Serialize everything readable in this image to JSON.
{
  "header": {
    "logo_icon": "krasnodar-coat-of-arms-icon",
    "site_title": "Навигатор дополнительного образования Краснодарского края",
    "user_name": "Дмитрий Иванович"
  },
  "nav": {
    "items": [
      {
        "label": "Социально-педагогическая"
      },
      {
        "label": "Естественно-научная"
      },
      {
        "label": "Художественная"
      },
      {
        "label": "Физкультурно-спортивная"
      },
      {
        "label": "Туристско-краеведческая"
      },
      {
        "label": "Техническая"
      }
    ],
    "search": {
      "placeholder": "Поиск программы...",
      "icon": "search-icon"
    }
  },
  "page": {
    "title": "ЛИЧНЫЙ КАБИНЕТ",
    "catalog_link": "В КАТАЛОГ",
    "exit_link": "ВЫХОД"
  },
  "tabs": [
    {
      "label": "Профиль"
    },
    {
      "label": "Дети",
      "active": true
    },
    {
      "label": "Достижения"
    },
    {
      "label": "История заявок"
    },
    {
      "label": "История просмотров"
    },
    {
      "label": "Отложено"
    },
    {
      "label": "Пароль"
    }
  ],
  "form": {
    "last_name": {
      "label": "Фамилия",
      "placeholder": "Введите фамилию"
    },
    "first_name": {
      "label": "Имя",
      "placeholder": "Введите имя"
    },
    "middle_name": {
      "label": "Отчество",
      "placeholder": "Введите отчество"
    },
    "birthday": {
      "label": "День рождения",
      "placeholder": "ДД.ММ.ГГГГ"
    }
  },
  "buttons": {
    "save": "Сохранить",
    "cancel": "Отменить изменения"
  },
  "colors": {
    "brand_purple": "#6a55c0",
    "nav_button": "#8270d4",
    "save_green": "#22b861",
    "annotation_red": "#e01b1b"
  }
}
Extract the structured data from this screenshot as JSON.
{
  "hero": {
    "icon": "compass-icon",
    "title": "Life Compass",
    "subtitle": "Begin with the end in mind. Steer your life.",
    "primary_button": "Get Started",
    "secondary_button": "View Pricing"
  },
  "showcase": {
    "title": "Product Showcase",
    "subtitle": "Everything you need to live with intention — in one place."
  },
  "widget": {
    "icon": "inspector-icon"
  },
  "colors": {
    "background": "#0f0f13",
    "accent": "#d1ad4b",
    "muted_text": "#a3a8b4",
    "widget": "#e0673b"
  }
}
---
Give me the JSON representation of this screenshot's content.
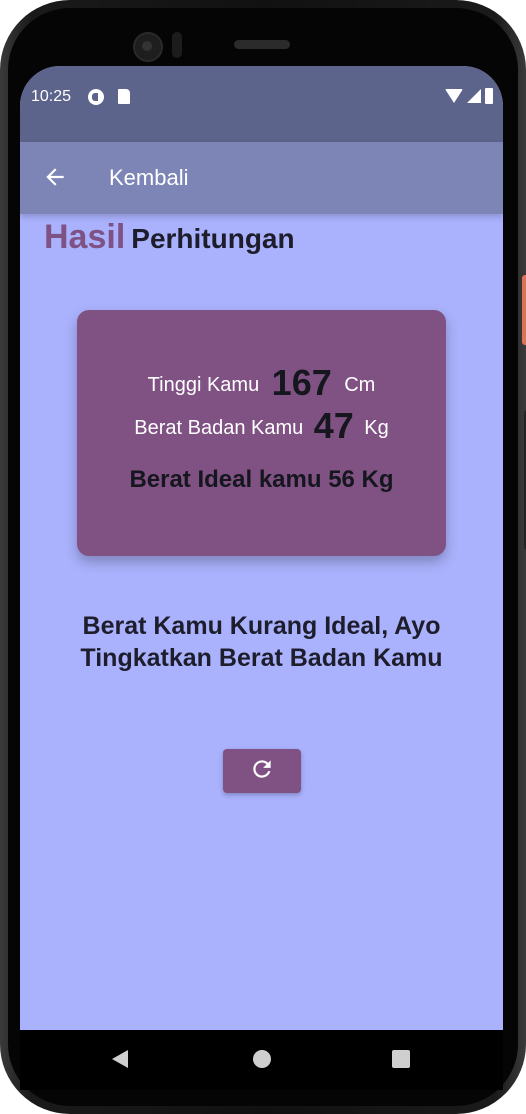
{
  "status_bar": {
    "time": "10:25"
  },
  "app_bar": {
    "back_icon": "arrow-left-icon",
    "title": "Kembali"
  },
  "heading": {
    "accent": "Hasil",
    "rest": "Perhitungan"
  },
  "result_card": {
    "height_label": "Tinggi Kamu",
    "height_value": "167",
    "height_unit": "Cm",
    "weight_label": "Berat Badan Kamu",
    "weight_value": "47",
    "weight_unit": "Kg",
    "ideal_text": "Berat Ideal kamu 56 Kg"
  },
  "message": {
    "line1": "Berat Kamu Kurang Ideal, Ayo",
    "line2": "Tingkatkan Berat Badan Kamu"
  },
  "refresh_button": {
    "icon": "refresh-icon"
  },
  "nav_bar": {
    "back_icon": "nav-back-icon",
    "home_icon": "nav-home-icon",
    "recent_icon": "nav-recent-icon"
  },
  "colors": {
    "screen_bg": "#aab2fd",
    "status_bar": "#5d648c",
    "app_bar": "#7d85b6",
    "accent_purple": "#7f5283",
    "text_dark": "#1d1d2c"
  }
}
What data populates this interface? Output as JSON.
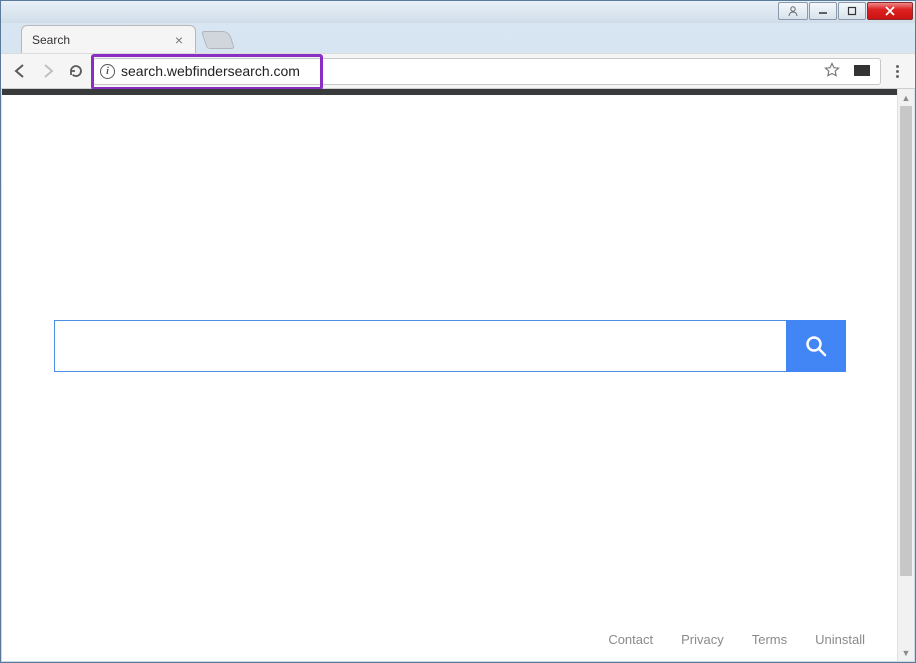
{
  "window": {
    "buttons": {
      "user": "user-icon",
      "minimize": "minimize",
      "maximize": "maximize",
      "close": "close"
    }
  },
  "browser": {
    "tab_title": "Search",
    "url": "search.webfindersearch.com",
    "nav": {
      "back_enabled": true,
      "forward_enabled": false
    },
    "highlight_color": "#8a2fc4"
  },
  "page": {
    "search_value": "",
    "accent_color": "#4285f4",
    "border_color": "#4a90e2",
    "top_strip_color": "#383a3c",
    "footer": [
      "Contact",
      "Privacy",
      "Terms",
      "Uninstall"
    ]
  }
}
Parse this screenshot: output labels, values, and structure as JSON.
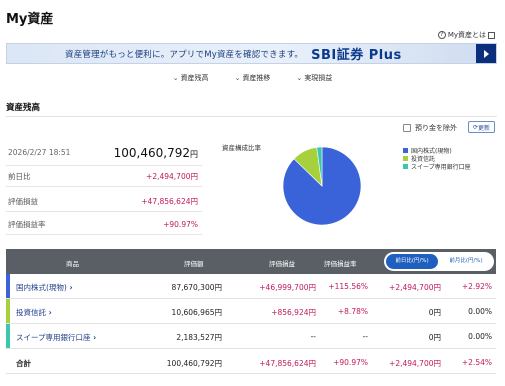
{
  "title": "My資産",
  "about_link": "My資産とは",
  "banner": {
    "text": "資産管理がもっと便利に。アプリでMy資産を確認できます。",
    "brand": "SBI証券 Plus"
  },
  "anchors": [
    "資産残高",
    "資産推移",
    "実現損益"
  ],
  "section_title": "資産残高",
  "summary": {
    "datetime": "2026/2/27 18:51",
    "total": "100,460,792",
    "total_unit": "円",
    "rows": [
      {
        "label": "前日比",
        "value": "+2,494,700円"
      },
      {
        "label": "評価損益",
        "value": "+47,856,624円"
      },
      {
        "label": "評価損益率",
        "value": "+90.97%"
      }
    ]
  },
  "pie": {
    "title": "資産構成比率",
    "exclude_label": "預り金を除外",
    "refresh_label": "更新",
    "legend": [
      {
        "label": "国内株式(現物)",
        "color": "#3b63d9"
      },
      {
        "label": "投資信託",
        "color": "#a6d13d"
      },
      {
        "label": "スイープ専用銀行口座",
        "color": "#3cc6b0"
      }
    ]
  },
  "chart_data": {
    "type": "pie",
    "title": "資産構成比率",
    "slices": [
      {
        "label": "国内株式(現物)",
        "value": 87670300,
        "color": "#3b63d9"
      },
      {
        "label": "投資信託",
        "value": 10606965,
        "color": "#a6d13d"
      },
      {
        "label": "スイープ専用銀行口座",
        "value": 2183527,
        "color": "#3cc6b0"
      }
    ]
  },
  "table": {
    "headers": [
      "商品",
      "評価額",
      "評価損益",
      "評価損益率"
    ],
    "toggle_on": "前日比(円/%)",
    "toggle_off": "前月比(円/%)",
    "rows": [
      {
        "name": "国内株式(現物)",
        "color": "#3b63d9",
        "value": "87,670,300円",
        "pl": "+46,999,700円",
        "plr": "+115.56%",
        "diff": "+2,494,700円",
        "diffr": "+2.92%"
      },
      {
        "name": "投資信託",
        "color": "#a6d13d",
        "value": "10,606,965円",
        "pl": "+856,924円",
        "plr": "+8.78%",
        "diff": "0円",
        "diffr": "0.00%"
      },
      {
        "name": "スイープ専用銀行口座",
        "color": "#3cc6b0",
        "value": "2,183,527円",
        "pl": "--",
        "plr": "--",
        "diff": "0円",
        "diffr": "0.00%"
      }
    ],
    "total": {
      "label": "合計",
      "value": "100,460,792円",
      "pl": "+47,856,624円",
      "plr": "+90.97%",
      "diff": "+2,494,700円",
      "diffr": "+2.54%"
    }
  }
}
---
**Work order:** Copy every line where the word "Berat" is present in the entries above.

**Completed exercise:**
    "weight_label": "Berat Badan Kamu",
    "ideal_text": "Berat Ideal kamu 56 Kg"
    "line1": "Berat Kamu Kurang Ideal, Ayo",
    "line2": "Tingkatkan Berat Badan Kamu"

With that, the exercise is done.